T-Lymphocytes (T-cells)--These are white blood cells that mature in the thymus, a small organ behind the breastbone. T-cells are capable of attacking foreign cells, cancer cells and cells infected with a virus.
B-Lymphocytes--White blood cells that differentiate into plasma cells which can produce antibodies to fight off invading antigens.
Neutrophils--White blood cells that contain potent chemicals in granules inside the cell. They can ingest microbes and destroy them with these chemicals.
Eosinophils and Basophils--White blood cells that can destroy invading organisms by spraying them with potent chemicals.
Besides the cells, another component of the immune system is the lymphatic system which is a network of nodes and vessels that runs throughout the body. T-cells, B-lymphocytes and plasma cells gather in various compartments inside the nodes where these immune cells encounter antigens which enter the nodes through the lymphatic vessels. There are clusters of nodes in the neck, armpits, abdomen and groin. When you get a bacterial or viral infection, you may notice swelling of the lymph nodes in the neck just under the lower jaw.
In addition to the thymus, the bone marrow and the lymphatic nodes and vessels, the immune system includes several other organs located at different points in the body, according to the Ohio State University Medical Center:
Adenoids--Two glands situated at the back of the nasal passages. They trap bacteria and viruses coming into the nose.
Tonsils--Two node-like glands at the back of the throat that trap bacteria and viruses coming into the body through the mouth.
Appendix--A finger-shaped pouch attached to the large intestine and located in the lower right area of the abdomen.

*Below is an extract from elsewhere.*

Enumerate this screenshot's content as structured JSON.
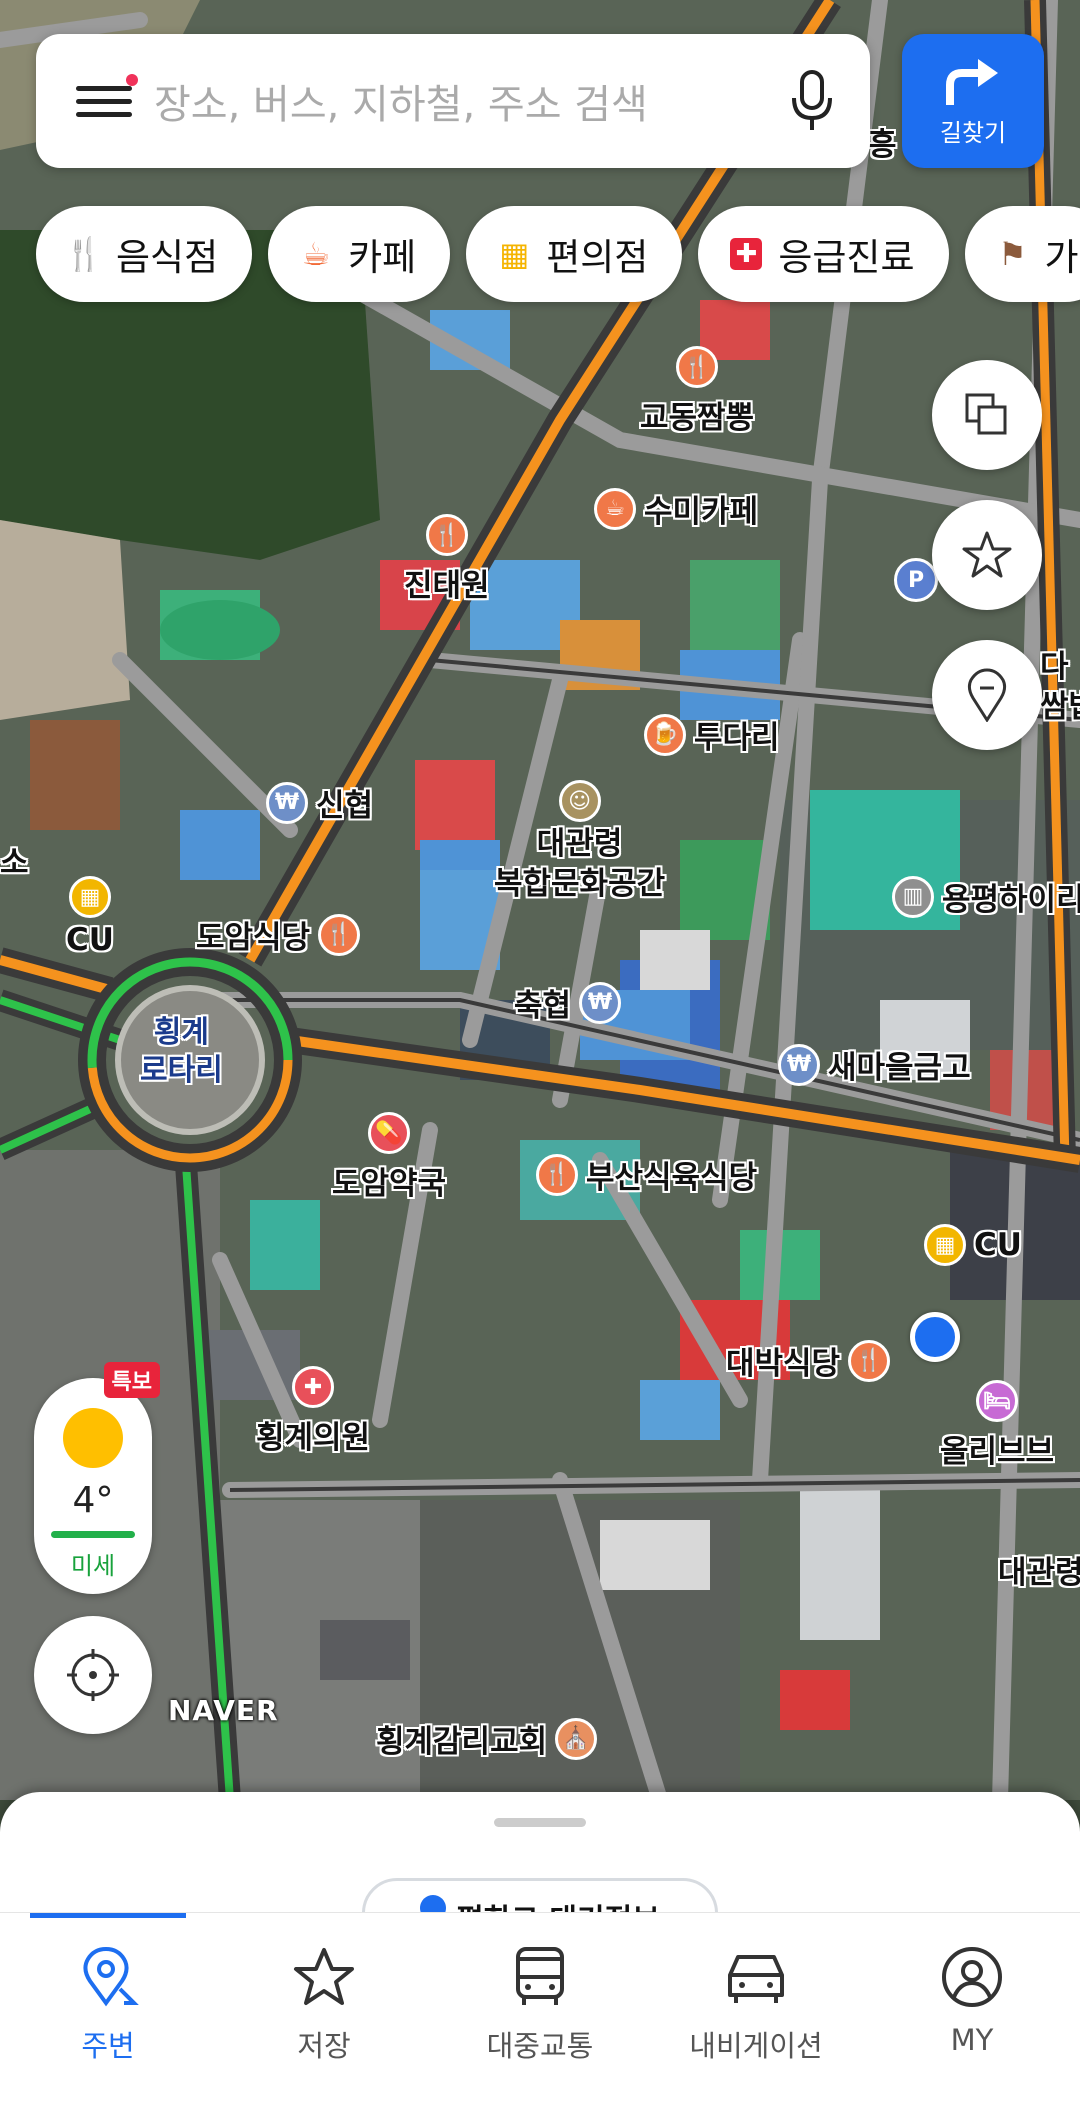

Spleen--An organ located above the stomach and under the ribs on the left side of the body. It is a storage place for white blood cells, and fights the bacteria that cause pneumonia and meningitis.
Cancers Affecting the Immune System
Cancers affecting the cells of the immune system are named based on the type of immune cell that is proliferating abnormally. For example, lymphocytic leukemia is a cancer involving abnormal growth of the lymphocytes. The disease can progress slowly (chronic lymphocytic leukemia) or it can develop quickly (acute lymphocytic leukemia). Myelogenous leukemia is an abnormal proliferation of the granulocytes, the general term for neutrophils, basophils and eosinophils. Once again, this disease can be chronic or acute. Multiple myeloma is an immune system cancer that causes the plasma cells to multiply in an abnormal, uncontrolled way. Since plasma cells make proteins called antibodies, multiple myeloma leads to high levels of protein in the blood.